* _ASSIGNMENT_
The result must match the data exactly, line for line.

(Collection entries)
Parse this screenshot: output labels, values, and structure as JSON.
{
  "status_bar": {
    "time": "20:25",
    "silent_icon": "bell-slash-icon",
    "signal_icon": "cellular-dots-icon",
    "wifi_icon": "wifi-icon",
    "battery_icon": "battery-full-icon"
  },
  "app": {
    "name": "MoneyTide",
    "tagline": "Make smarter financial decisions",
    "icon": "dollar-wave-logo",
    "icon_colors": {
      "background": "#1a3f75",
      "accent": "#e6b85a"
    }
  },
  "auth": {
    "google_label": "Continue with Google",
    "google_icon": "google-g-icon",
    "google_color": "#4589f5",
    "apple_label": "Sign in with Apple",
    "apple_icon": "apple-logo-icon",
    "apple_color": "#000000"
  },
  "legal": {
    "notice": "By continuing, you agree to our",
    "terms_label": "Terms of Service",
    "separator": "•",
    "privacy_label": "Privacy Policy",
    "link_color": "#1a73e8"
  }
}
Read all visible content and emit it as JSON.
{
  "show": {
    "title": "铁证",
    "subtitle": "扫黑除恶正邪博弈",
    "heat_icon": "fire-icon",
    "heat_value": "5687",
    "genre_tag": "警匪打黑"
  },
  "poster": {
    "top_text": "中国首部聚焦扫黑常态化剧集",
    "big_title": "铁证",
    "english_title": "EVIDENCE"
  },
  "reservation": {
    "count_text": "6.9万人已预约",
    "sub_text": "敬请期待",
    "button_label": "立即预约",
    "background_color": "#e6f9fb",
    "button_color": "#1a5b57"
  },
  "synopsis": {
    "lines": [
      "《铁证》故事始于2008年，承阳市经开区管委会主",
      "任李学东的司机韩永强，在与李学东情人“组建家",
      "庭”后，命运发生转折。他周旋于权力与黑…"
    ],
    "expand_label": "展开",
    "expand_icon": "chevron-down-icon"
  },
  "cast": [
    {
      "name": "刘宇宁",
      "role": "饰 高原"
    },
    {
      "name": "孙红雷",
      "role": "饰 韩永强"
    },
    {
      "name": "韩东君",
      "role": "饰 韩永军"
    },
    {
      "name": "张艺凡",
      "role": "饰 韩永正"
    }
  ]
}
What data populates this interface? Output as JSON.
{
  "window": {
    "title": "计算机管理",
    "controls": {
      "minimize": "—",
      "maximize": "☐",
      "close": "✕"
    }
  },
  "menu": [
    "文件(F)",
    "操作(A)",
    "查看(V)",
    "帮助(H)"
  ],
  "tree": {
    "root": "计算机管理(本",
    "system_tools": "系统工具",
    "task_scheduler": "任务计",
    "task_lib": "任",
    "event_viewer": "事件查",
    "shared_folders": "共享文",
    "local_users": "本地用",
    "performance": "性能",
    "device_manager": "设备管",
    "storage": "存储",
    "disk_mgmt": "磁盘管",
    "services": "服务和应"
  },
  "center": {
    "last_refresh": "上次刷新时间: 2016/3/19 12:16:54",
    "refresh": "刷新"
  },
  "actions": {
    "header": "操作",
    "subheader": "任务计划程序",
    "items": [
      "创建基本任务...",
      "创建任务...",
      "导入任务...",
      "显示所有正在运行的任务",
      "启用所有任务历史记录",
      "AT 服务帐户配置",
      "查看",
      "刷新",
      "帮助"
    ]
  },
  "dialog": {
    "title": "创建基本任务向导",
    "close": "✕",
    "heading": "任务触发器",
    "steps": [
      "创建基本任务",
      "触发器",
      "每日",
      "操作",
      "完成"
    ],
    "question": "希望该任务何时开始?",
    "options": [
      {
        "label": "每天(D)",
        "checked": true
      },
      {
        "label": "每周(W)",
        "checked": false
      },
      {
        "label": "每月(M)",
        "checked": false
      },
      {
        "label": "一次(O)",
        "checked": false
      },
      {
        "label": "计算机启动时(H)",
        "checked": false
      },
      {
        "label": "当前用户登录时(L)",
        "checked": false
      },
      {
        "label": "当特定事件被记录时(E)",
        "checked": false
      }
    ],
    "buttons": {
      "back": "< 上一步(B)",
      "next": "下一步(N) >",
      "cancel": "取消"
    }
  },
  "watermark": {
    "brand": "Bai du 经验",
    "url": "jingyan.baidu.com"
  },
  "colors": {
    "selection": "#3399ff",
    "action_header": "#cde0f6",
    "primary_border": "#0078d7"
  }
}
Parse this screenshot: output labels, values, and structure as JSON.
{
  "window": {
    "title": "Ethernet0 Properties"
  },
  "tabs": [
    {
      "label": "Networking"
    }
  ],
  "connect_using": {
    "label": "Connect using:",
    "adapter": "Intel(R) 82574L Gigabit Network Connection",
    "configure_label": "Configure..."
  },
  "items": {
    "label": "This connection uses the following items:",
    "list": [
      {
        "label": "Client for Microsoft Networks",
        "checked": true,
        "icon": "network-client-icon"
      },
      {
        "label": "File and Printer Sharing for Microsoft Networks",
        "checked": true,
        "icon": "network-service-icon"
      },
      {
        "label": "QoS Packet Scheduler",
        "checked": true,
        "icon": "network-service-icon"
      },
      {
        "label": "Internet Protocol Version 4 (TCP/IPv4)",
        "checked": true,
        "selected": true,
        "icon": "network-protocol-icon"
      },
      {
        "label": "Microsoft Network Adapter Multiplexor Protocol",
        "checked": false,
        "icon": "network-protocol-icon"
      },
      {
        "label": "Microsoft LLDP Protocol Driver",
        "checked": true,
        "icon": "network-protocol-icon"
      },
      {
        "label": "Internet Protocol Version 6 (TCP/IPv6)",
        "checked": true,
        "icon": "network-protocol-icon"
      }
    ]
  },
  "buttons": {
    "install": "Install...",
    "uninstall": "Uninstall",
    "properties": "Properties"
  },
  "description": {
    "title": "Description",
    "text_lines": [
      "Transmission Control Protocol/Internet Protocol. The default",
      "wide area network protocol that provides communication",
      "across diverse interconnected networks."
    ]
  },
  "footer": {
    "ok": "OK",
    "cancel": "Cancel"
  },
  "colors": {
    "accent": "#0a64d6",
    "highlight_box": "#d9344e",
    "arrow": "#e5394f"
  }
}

* _RESPONSE TO THIS EXERCISE_
Parse this screenshot: output labels, values, and structure as JSON.
{
  "status_bar": {
    "time": "20:25",
    "silent_icon": "bell-slash-icon",
    "signal_icon": "cellular-dots-icon",
    "wifi_icon": "wifi-icon",
    "battery_icon": "battery-full-icon"
  },
  "app": {
    "name": "MoneyTide",
    "tagline": "Make smarter financial decisions",
    "icon": "dollar-wave-logo",
    "icon_colors": {
      "background": "#1a3f75",
      "accent": "#e6b85a"
    }
  },
  "auth": {
    "google_label": "Continue with Google",
    "google_icon": "google-g-icon",
    "google_color": "#4589f5",
    "apple_label": "Sign in with Apple",
    "apple_icon": "apple-logo-icon",
    "apple_color": "#000000"
  },
  "legal": {
    "notice": "By continuing, you agree to our",
    "terms_label": "Terms of Service",
    "separator": "•",
    "privacy_label": "Privacy Policy",
    "link_color": "#1a73e8"
  }
}
Read all visible content and emit it as JSON.
{
  "show": {
    "title": "铁证",
    "subtitle": "扫黑除恶正邪博弈",
    "heat_icon": "fire-icon",
    "heat_value": "5687",
    "genre_tag": "警匪打黑"
  },
  "poster": {
    "top_text": "中国首部聚焦扫黑常态化剧集",
    "big_title": "铁证",
    "english_title": "EVIDENCE"
  },
  "reservation": {
    "count_text": "6.9万人已预约",
    "sub_text": "敬请期待",
    "button_label": "立即预约",
    "background_color": "#e6f9fb",
    "button_color": "#1a5b57"
  },
  "synopsis": {
    "lines": [
      "《铁证》故事始于2008年，承阳市经开区管委会主",
      "任李学东的司机韩永强，在与李学东情人“组建家",
      "庭”后，命运发生转折。他周旋于权力与黑…"
    ],
    "expand_label": "展开",
    "expand_icon": "chevron-down-icon"
  },
  "cast": [
    {
      "name": "刘宇宁",
      "role": "饰 高原"
    },
    {
      "name": "孙红雷",
      "role": "饰 韩永强"
    },
    {
      "name": "韩东君",
      "role": "饰 韩永军"
    },
    {
      "name": "张艺凡",
      "role": "饰 韩永正"
    }
  ]
}
What data populates this interface? Output as JSON.
{
  "window": {
    "title": "计算机管理",
    "controls": {
      "minimize": "—",
      "maximize": "☐",
      "close": "✕"
    }
  },
  "menu": [
    "文件(F)",
    "操作(A)",
    "查看(V)",
    "帮助(H)"
  ],
  "tree": {
    "root": "计算机管理(本",
    "system_tools": "系统工具",
    "task_scheduler": "任务计",
    "task_lib": "任",
    "event_viewer": "事件查",
    "shared_folders": "共享文",
    "local_users": "本地用",
    "performance": "性能",
    "device_manager": "设备管",
    "storage": "存储",
    "disk_mgmt": "磁盘管",
    "services": "服务和应"
  },
  "center": {
    "last_refresh": "上次刷新时间: 2016/3/19 12:16:54",
    "refresh": "刷新"
  },
  "actions": {
    "header": "操作",
    "subheader": "任务计划程序",
    "items": [
      "创建基本任务...",
      "创建任务...",
      "导入任务...",
      "显示所有正在运行的任务",
      "启用所有任务历史记录",
      "AT 服务帐户配置",
      "查看",
      "刷新",
      "帮助"
    ]
  },
  "dialog": {
    "title": "创建基本任务向导",
    "close": "✕",
    "heading": "任务触发器",
    "steps": [
      "创建基本任务",
      "触发器",
      "每日",
      "操作",
      "完成"
    ],
    "question": "希望该任务何时开始?",
    "options": [
      {
        "label": "每天(D)",
        "checked": true
      },
      {
        "label": "每周(W)",
        "checked": false
      },
      {
        "label": "每月(M)",
        "checked": false
      },
      {
        "label": "一次(O)",
        "checked": false
      },
      {
        "label": "计算机启动时(H)",
        "checked": false
      },
      {
        "label": "当前用户登录时(L)",
        "checked": false
      },
      {
        "label": "当特定事件被记录时(E)",
        "checked": false
      }
    ],
    "buttons": {
      "back": "< 上一步(B)",
      "next": "下一步(N) >",
      "cancel": "取消"
    }
  },
  "watermark": {
    "brand": "Bai du 经验",
    "url": "jingyan.baidu.com"
  },
  "colors": {
    "selection": "#3399ff",
    "action_header": "#cde0f6",
    "primary_border": "#0078d7"
  }
}
Parse this screenshot: output labels, values, and structure as JSON.
{
  "window": {
    "title": "Ethernet0 Properties"
  },
  "tabs": [
    {
      "label": "Networking"
    }
  ],
  "connect_using": {
    "label": "Connect using:",
    "adapter": "Intel(R) 82574L Gigabit Network Connection",
    "configure_label": "Configure..."
  },
  "items": {
    "label": "This connection uses the following items:",
    "list": [
      {
        "label": "Client for Microsoft Networks",
        "checked": true,
        "icon": "network-client-icon"
      },
      {
        "label": "File and Printer Sharing for Microsoft Networks",
        "checked": true,
        "icon": "network-service-icon"
      },
      {
        "label": "QoS Packet Scheduler",
        "checked": true,
        "icon": "network-service-icon"
      },
      {
        "label": "Internet Protocol Version 4 (TCP/IPv4)",
        "checked": true,
        "selected": true,
        "icon": "network-protocol-icon"
      },
      {
        "label": "Microsoft Network Adapter Multiplexor Protocol",
        "checked": false,
        "icon": "network-protocol-icon"
      },
      {
        "label": "Microsoft LLDP Protocol Driver",
        "checked": true,
        "icon": "network-protocol-icon"
      },
      {
        "label": "Internet Protocol Version 6 (TCP/IPv6)",
        "checked": true,
        "icon": "network-protocol-icon"
      }
    ]
  },
  "buttons": {
    "install": "Install...",
    "uninstall": "Uninstall",
    "properties": "Properties"
  },
  "description": {
    "title": "Description",
    "text_lines": [
      "Transmission Control Protocol/Internet Protocol. The default",
      "wide area network protocol that provides communication",
      "across diverse interconnected networks."
    ]
  },
  "footer": {
    "ok": "OK",
    "cancel": "Cancel"
  },
  "colors": {
    "accent": "#0a64d6",
    "highlight_box": "#d9344e",
    "arrow": "#e5394f"
  }
}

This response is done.